Last month we looked at labor productivity through the lens of the project schedule. By looking at how much time we took to complete a project, we could predict loss or gain to margin.

But we can also predict loss or gain to margin by looking at how much volume each field person produces. Let's call this number “employee productivity” (EP). Many companies calculate EP simply by dividing annual gross volume by the number of field employees. For example, employee productivity for a company producing \$1.2 million annually with six people in the field would be \$200,000 (\$1,200,000 ÷ 6).

Rarely, however, do all employees start work January 1 and work 40 hours per week throughout the whole year. Some employees take a week or more of vacation, some employees call in sick on occasion, and some employees leave the company before December 31. Changes in the field work-force affect our calculations.

We can solve this problem by first defining a more accurate picture of hours worked called a full-time equivalent (FTE). Then we can calculate how many FTEs worked last year and determine average volume produced by each. The calculation has three steps:

Hours available.
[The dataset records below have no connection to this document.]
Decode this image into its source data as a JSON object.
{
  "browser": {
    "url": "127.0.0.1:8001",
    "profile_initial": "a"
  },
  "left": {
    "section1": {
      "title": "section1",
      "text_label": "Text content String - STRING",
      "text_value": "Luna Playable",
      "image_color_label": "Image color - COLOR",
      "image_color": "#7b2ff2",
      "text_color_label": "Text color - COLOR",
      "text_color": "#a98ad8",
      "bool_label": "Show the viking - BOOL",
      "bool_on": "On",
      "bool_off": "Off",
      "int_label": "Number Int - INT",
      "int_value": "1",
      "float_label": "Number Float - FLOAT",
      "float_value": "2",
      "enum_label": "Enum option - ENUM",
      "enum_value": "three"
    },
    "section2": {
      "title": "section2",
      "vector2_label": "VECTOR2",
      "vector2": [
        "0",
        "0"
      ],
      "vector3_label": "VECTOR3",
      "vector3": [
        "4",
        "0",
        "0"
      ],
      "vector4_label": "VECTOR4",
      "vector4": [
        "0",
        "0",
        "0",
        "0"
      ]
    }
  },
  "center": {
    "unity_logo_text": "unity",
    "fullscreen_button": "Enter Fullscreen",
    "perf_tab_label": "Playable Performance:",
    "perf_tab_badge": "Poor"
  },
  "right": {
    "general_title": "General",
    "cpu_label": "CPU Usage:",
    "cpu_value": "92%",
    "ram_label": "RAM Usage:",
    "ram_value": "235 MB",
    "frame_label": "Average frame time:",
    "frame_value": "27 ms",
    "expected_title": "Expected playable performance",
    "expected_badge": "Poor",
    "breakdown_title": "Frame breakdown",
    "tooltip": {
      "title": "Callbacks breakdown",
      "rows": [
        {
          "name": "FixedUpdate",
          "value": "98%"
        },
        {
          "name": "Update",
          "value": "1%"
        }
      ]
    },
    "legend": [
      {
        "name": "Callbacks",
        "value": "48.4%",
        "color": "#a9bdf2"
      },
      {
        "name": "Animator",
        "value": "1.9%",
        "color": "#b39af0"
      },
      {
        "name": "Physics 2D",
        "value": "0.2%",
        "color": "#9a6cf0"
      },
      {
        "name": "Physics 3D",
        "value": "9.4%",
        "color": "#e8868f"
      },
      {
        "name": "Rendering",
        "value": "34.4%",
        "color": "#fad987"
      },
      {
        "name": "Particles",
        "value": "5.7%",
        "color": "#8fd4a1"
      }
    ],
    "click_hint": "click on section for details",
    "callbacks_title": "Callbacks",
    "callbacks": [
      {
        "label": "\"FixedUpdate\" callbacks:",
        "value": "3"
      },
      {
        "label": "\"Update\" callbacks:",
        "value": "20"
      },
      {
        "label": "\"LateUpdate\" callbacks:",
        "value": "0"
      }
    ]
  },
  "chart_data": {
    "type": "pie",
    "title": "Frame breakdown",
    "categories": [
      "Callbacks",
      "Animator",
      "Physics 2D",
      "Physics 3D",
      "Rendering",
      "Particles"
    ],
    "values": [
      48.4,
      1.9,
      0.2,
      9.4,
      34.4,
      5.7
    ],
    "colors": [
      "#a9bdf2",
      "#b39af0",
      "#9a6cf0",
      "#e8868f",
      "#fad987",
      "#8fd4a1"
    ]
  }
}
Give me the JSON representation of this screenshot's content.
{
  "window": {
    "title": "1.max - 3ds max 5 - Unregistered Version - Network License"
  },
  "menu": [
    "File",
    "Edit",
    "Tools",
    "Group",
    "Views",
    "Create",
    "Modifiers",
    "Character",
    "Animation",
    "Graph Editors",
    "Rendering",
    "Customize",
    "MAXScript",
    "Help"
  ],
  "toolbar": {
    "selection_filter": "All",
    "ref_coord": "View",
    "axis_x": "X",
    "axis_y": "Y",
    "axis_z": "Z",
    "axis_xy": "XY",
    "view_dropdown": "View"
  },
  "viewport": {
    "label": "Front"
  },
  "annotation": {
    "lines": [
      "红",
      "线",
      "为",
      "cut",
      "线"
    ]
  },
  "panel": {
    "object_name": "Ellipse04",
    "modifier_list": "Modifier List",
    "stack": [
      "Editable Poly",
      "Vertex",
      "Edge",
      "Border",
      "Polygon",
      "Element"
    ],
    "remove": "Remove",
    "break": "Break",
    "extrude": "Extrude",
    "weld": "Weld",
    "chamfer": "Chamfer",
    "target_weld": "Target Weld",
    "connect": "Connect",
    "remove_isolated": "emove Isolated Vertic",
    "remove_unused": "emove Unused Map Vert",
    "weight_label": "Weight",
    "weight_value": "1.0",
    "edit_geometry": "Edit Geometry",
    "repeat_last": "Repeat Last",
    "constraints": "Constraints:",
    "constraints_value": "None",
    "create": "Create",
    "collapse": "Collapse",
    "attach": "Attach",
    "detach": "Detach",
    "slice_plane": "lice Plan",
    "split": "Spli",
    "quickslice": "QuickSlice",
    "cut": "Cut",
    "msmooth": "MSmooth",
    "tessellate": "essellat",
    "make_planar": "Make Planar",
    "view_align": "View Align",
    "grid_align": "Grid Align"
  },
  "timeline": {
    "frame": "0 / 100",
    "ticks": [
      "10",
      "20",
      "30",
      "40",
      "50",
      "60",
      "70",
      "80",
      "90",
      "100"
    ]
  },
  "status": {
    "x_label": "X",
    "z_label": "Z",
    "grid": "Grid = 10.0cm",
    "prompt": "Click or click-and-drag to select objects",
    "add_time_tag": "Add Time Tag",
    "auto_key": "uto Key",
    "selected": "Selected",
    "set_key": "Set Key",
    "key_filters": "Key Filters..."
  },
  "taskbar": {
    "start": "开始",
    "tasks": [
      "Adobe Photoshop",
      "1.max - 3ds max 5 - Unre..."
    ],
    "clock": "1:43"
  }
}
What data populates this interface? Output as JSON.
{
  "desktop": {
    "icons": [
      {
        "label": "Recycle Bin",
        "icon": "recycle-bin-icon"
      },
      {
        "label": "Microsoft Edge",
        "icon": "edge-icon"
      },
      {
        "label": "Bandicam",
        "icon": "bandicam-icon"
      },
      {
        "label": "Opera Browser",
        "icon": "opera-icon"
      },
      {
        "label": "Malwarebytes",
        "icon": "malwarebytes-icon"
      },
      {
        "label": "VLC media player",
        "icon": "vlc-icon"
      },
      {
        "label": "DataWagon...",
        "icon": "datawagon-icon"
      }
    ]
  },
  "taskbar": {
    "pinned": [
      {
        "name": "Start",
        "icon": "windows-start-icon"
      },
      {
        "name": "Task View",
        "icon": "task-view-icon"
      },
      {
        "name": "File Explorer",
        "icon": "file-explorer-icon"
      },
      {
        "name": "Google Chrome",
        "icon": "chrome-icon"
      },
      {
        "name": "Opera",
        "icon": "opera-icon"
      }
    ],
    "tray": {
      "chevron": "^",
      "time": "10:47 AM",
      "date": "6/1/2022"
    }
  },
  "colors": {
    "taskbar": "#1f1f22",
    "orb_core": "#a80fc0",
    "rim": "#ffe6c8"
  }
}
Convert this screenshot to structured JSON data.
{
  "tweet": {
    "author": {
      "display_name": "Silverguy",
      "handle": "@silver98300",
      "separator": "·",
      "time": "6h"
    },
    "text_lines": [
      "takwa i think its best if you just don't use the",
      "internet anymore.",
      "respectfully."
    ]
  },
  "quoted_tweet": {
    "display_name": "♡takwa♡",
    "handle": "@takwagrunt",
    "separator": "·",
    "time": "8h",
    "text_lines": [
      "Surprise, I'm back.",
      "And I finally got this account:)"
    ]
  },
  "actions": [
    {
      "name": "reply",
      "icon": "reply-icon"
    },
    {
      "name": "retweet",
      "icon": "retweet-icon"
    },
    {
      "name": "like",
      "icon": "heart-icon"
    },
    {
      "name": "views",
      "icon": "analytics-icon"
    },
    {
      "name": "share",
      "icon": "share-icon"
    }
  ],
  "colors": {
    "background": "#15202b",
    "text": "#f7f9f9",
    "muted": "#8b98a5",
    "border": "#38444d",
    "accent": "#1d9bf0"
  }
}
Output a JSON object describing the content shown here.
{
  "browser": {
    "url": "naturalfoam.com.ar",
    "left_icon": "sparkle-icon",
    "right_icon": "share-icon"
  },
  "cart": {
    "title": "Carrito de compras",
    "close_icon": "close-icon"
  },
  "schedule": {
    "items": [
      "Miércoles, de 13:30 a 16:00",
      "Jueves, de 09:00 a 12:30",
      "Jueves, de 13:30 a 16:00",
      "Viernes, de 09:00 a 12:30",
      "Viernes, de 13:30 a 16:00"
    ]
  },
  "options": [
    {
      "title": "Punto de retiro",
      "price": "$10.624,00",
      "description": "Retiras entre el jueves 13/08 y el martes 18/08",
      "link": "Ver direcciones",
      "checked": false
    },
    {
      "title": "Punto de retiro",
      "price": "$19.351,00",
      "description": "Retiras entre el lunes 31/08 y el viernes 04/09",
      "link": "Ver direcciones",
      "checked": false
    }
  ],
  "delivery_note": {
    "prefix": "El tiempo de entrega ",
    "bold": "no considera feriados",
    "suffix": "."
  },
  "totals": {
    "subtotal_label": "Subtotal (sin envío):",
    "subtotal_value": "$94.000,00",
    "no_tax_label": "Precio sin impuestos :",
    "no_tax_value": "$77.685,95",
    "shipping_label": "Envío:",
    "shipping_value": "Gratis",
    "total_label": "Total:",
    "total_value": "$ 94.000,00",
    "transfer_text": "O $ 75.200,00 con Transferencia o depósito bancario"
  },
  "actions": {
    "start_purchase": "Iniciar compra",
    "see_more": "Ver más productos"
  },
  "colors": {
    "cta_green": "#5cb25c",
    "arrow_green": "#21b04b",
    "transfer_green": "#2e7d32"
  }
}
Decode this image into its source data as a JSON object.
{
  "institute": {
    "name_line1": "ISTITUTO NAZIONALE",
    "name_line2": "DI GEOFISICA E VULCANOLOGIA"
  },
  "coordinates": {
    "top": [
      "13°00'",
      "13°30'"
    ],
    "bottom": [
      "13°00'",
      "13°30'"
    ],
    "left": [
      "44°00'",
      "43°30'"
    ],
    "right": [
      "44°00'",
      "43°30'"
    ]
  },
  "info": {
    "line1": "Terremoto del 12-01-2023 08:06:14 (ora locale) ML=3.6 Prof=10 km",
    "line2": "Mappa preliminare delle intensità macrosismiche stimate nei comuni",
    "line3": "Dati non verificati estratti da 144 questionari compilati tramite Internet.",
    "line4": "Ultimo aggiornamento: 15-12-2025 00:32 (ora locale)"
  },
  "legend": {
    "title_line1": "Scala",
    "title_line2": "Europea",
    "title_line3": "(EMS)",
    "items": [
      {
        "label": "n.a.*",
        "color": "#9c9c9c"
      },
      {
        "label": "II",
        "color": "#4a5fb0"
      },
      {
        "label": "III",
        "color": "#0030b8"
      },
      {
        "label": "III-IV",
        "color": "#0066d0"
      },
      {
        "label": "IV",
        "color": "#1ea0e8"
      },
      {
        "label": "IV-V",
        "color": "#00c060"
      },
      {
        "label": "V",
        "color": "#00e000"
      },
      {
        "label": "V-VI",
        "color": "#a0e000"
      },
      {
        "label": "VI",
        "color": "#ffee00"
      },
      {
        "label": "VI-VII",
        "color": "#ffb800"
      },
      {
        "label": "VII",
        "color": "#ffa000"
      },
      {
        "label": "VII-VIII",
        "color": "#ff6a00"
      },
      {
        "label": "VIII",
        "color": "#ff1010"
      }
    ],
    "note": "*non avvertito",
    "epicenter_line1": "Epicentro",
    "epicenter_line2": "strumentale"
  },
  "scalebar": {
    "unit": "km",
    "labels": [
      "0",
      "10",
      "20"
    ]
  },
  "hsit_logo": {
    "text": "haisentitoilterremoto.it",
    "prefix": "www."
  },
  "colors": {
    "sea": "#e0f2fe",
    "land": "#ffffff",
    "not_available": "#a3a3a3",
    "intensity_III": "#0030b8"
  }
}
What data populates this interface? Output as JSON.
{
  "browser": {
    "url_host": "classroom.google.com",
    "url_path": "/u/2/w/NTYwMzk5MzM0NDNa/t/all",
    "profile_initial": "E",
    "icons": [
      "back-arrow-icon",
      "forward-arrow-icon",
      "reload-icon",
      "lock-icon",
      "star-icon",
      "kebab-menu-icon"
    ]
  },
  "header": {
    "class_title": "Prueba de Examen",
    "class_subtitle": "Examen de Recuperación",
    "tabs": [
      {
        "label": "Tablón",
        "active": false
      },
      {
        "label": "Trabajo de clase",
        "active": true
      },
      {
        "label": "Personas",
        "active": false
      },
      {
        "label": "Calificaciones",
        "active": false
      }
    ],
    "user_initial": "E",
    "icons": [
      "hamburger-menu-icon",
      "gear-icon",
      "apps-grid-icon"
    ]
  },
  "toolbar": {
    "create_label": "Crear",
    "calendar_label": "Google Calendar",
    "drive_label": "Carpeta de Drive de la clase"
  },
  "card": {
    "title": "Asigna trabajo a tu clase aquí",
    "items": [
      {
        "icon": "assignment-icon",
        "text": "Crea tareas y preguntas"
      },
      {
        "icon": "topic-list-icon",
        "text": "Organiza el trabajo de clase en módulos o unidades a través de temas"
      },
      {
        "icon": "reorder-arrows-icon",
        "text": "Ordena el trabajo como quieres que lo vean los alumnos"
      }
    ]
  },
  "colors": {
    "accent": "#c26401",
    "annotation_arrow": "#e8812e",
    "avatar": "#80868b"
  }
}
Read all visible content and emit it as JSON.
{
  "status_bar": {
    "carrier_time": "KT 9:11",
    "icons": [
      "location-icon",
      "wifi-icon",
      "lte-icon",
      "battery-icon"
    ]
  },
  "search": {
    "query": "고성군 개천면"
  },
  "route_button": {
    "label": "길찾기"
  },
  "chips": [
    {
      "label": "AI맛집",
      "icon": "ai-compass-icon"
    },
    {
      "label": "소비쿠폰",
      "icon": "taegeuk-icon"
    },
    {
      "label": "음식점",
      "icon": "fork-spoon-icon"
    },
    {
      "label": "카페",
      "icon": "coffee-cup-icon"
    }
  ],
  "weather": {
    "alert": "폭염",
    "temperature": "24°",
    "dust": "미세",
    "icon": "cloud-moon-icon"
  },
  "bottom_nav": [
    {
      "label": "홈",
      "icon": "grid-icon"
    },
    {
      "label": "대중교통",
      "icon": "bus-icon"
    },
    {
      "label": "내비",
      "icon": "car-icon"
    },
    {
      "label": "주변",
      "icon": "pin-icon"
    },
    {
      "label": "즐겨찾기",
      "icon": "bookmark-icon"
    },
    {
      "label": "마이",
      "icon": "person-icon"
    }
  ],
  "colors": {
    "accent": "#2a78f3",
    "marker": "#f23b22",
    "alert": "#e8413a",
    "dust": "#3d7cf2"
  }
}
Add up vacation time, paid holidays, regular staff meetings, and other nonproductive work or downtime for all employees. Then divide by the number of employees to get an average. Now subtract the average nonproductive hours from 2,080.

Total FTEs. Next, establish a baseline by totaling up all of the hours worked by all field employees last year, then divide the total by the “hours available.” This gives you total FTEs.

Finally, divide annual produced volume by the number of FTEs.

Periodically calculating this number helps answer any number of questions important to any company owner or production manager, such as:

• How many new employees do I need to hire to increase my volume by X dollars?
• How do I measure my investment in field training and education?
• How does my EP compare to other companies like mine?
• Among stable and well-trained field staff, how has EP changed over the years?
• How much more work could I produce if I increased field efficiency by 10% or 15%?

—Judith Miller is a Bay Area construction business consultant and trainer specializing in accounting, finance, and computerization.